So how does your method differ from that of other large companies?

“Well, some companies ask their staff to come to the office as much as possible, for the sake of social contact or so they can keep an eye on them. It’s easier to see if people are working when they’re actually with you. But Capgemini has always operated on the basis of mutual trust; trust is one of our core values. It was therefore logical for us to opt for hybrid working and for our employees to be able to decide for themselves. The fact that the manager has no control over the ratio is something I see in very few companies. The option to spend up to 70% of the time working from home is also quite unique. In the IT sector, I do notice that most companies are going for hybrid working methods, so in that sense it isn’t all that different from how we do things at Capgemini. But even before the coronavirus crisis, we had a protocol in place that made it possible to work from home two days a week. So the opportunity for hybrid working already existed, though people didn’t really use it all that much. We have now been able to expand this underlying structure still further. The 30-70 ratio and the fact that our employees can choose for themselves is specified in an addendum to our employment contracts. So this also offers certainty for our people and allows them to carry out their work in the most comfortable way,” explains the Vice President.

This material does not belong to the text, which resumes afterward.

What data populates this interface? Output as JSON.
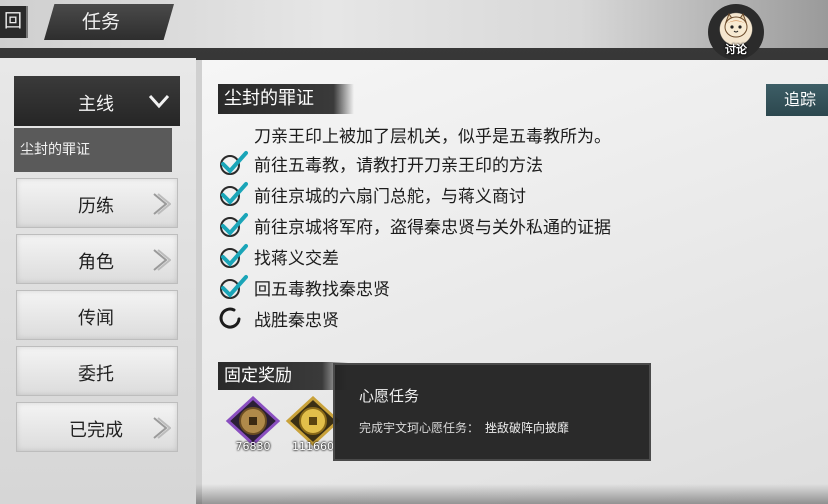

But are there also a few pitfalls on the hybrid working path?

“The situation continues to evolve, for sure. Hybrid working also has its positive and negative aspects. It’s up to the management to ensure that the employee doesn’t hide away in the long term or say something like: ‘Yes, but I’m much more productive from home’. You still need personal contact. As a company, you are still kind of a family; it’s not just a case of: ‘we do business’. We work with technology, but it’s still managed by people. And where there are people, there is also human interaction: you do need to see each other from time to time – and fun is also one of our values! Having fun on your own is very relative; it’s better to get together in a group, play a game of indoor football or have lunch together in the canteen. This can only benefit team spirit (another of Capgemini’s core values),” says Poté.

Is the Belgian head office moving to a new location this year?

“That’s right. At the moment, we are still located on Rijksweg, in Diegem, which leads to the airport. During this year, we will be moving to a building that is much more sustainable across the street. All the colleagues from Capgemini Belgium will come together there. Currently, we also have offices in Sint-Pieters-Woluwe, where our people from Capgemini Engineering are located. They will also be moving to the new building. This coming year will mainly be dominated by sustainability. Our new building meets the highest ecological standards.”

So what else will 2023 bring for Capgemini?

“We will probably grow by double digits, just like last year. By Belgian standards, we have already grown substantially. We aren’t an SME any more. We are always talking about sustainable growth – and in our sector, we also know that we must continue to grow. We would therefore like to recruit 300 people this year. We are looking for about 150 experienced IT professionals and consultants, and we also have room for 150 young professionals. These will be IT profiles that have just left college, and we will onboard them. We then give them a year to decide which direction they want to go in. Would they prefer to work in a banking environment, or perhaps for a government body? Of course, you can do it all at Capgemini. We also sometimes recruit atypical profiles. I remember that we hired a nurse two or three years ago. I told her I thought it was a good idea because she was used to taking care of patients, and we really want to take care of our clients too,” concludes Poté.

This article was initially published on TechPulse.